Excerpts from a dataset
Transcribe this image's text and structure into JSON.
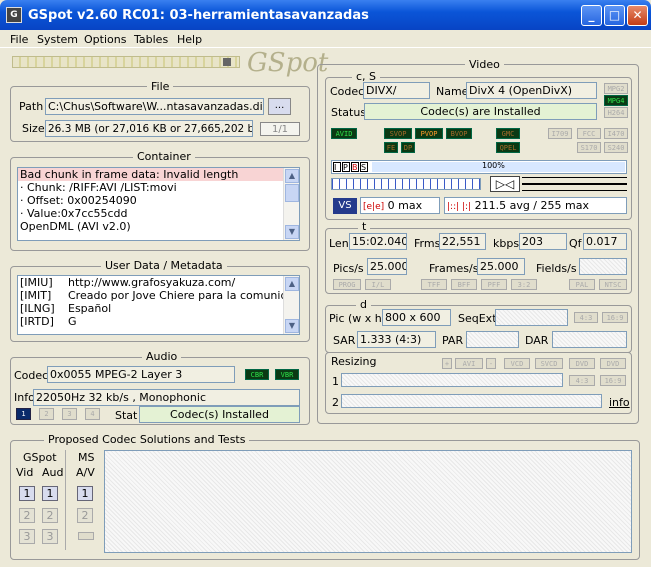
{
  "window": {
    "title": "GSpot v2.60 RC01: 03-herramientasavanzadas",
    "app_icon": "G"
  },
  "menu": [
    "File",
    "System",
    "Options",
    "Tables",
    "Help"
  ],
  "logo": "GSpot",
  "file": {
    "label": "File",
    "path_label": "Path",
    "path_value": "C:\\Chus\\Software\\W...ntasavanzadas.divx",
    "browse": "...",
    "size_label": "Size",
    "size_value": "26.3 MB (or 27,016 KB or 27,665,202 bytes",
    "page": "1/1"
  },
  "container": {
    "label": "Container",
    "lines": [
      "Bad chunk in frame data: Invalid length",
      " · Chunk: /RIFF:AVI /LIST:movi",
      " · Offset: 0x00254090",
      " · Value:0x7cc55cdd",
      "OpenDML (AVI v2.0)"
    ]
  },
  "metadata": {
    "label": "User Data / Metadata",
    "rows": [
      {
        "k": "[IMIU]",
        "v": "http://www.grafosyakuza.com/"
      },
      {
        "k": "[IMIT]",
        "v": "Creado por Jove Chiere para la comunidad Sti"
      },
      {
        "k": "[ILNG]",
        "v": "Español"
      },
      {
        "k": "[IRTD]",
        "v": "G"
      }
    ]
  },
  "audio": {
    "label": "Audio",
    "codec_label": "Codec",
    "codec_value": "0x0055  MPEG-2 Layer 3",
    "cbr": "CBR",
    "vbr": "VBR",
    "info_label": "Info",
    "info_value": "22050Hz  32 kb/s , Monophonic",
    "tracks": [
      "1",
      "2",
      "3",
      "4"
    ],
    "stat_label": "Stat",
    "stat_value": "Codec(s) Installed"
  },
  "proposed": {
    "label": "Proposed Codec Solutions and Tests",
    "gspot": "GSpot",
    "vid": "Vid",
    "aud": "Aud",
    "ms": "MS",
    "av": "A/V",
    "nums": [
      "1",
      "2",
      "3"
    ]
  },
  "video": {
    "label": "Video",
    "cs_label": "c, S",
    "codec_label": "Codec",
    "codec_value": "DIVX/",
    "name_label": "Name",
    "name_value": "DivX 4 (OpenDivX)",
    "status_label": "Status",
    "status_value": "Codec(s) are Installed",
    "mpeg_tags": [
      "MPG2",
      "MPG4",
      "H264"
    ],
    "avid": "AVID",
    "vop_tags": [
      "SVOP",
      "PVOP",
      "BVOP"
    ],
    "vop_tags2": [
      "FE",
      "DP"
    ],
    "qpel_tags": [
      "GMC",
      "QPEL"
    ],
    "right_tags": [
      "I709",
      "FCC",
      "I470",
      "S170",
      "S240"
    ],
    "ipbs": [
      "I",
      "P",
      "B",
      "S"
    ],
    "percent": "100%",
    "zero_max": "0 max",
    "avg_max": "211.5 avg / 255 max",
    "t_label": "t",
    "len_label": "Len",
    "len_value": "15:02.040",
    "frms_label": "Frms",
    "frms_value": "22,551",
    "kbps_label": "kbps",
    "kbps_value": "203",
    "qf_label": "Qf",
    "qf_value": "0.017",
    "pics_label": "Pics/s",
    "pics_value": "25.000",
    "frames_label": "Frames/s",
    "frames_value": "25.000",
    "fields_label": "Fields/s",
    "scan_tags": [
      "PROG",
      "I/L",
      "TFF",
      "BFF",
      "PFF",
      "3:2",
      "PAL",
      "NTSC"
    ],
    "d_label": "d",
    "pic_label": "Pic (w x h)",
    "pic_value": "800 x 600",
    "seqext_label": "SeqExt",
    "ar_tags": [
      "4:3",
      "16:9"
    ],
    "sar_label": "SAR",
    "sar_value": "1.333 (4:3)",
    "par_label": "PAR",
    "dar_label": "DAR",
    "resizing_label": "Resizing",
    "resize_tags": [
      "+",
      "AVI",
      "-",
      "VCD",
      "SVCD",
      "DVD",
      "DVD"
    ],
    "resize_tags2": [
      "4:3",
      "16:9"
    ],
    "r1": "1",
    "r2": "2",
    "info_link": "info"
  }
}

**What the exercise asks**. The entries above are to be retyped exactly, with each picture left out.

**Solution to the exercise**.
Transcribe this image's text and structure into JSON.
{
  "window": {
    "title": "GSpot v2.60 RC01: 03-herramientasavanzadas",
    "app_icon": "G"
  },
  "menu": [
    "File",
    "System",
    "Options",
    "Tables",
    "Help"
  ],
  "logo": "GSpot",
  "file": {
    "label": "File",
    "path_label": "Path",
    "path_value": "C:\\Chus\\Software\\W...ntasavanzadas.divx",
    "browse": "...",
    "size_label": "Size",
    "size_value": "26.3 MB (or 27,016 KB or 27,665,202 bytes",
    "page": "1/1"
  },
  "container": {
    "label": "Container",
    "lines": [
      "Bad chunk in frame data: Invalid length",
      " · Chunk: /RIFF:AVI /LIST:movi",
      " · Offset: 0x00254090",
      " · Value:0x7cc55cdd",
      "OpenDML (AVI v2.0)"
    ]
  },
  "metadata": {
    "label": "User Data / Metadata",
    "rows": [
      {
        "k": "[IMIU]",
        "v": "http://www.grafosyakuza.com/"
      },
      {
        "k": "[IMIT]",
        "v": "Creado por Jove Chiere para la comunidad Sti"
      },
      {
        "k": "[ILNG]",
        "v": "Español"
      },
      {
        "k": "[IRTD]",
        "v": "G"
      }
    ]
  },
  "audio": {
    "label": "Audio",
    "codec_label": "Codec",
    "codec_value": "0x0055  MPEG-2 Layer 3",
    "cbr": "CBR",
    "vbr": "VBR",
    "info_label": "Info",
    "info_value": "22050Hz  32 kb/s , Monophonic",
    "tracks": [
      "1",
      "2",
      "3",
      "4"
    ],
    "stat_label": "Stat",
    "stat_value": "Codec(s) Installed"
  },
  "proposed": {
    "label": "Proposed Codec Solutions and Tests",
    "gspot": "GSpot",
    "vid": "Vid",
    "aud": "Aud",
    "ms": "MS",
    "av": "A/V",
    "nums": [
      "1",
      "2",
      "3"
    ]
  },
  "video": {
    "label": "Video",
    "cs_label": "c, S",
    "codec_label": "Codec",
    "codec_value": "DIVX/",
    "name_label": "Name",
    "name_value": "DivX 4 (OpenDivX)",
    "status_label": "Status",
    "status_value": "Codec(s) are Installed",
    "mpeg_tags": [
      "MPG2",
      "MPG4",
      "H264"
    ],
    "avid": "AVID",
    "vop_tags": [
      "SVOP",
      "PVOP",
      "BVOP"
    ],
    "vop_tags2": [
      "FE",
      "DP"
    ],
    "qpel_tags": [
      "GMC",
      "QPEL"
    ],
    "right_tags": [
      "I709",
      "FCC",
      "I470",
      "S170",
      "S240"
    ],
    "ipbs": [
      "I",
      "P",
      "B",
      "S"
    ],
    "percent": "100%",
    "zero_max": "0 max",
    "avg_max": "211.5 avg / 255 max",
    "t_label": "t",
    "len_label": "Len",
    "len_value": "15:02.040",
    "frms_label": "Frms",
    "frms_value": "22,551",
    "kbps_label": "kbps",
    "kbps_value": "203",
    "qf_label": "Qf",
    "qf_value": "0.017",
    "pics_label": "Pics/s",
    "pics_value": "25.000",
    "frames_label": "Frames/s",
    "frames_value": "25.000",
    "fields_label": "Fields/s",
    "scan_tags": [
      "PROG",
      "I/L",
      "TFF",
      "BFF",
      "PFF",
      "3:2",
      "PAL",
      "NTSC"
    ],
    "d_label": "d",
    "pic_label": "Pic (w x h)",
    "pic_value": "800 x 600",
    "seqext_label": "SeqExt",
    "ar_tags": [
      "4:3",
      "16:9"
    ],
    "sar_label": "SAR",
    "sar_value": "1.333 (4:3)",
    "par_label": "PAR",
    "dar_label": "DAR",
    "resizing_label": "Resizing",
    "resize_tags": [
      "+",
      "AVI",
      "-",
      "VCD",
      "SVCD",
      "DVD",
      "DVD"
    ],
    "resize_tags2": [
      "4:3",
      "16:9"
    ],
    "r1": "1",
    "r2": "2",
    "info_link": "info"
  }
}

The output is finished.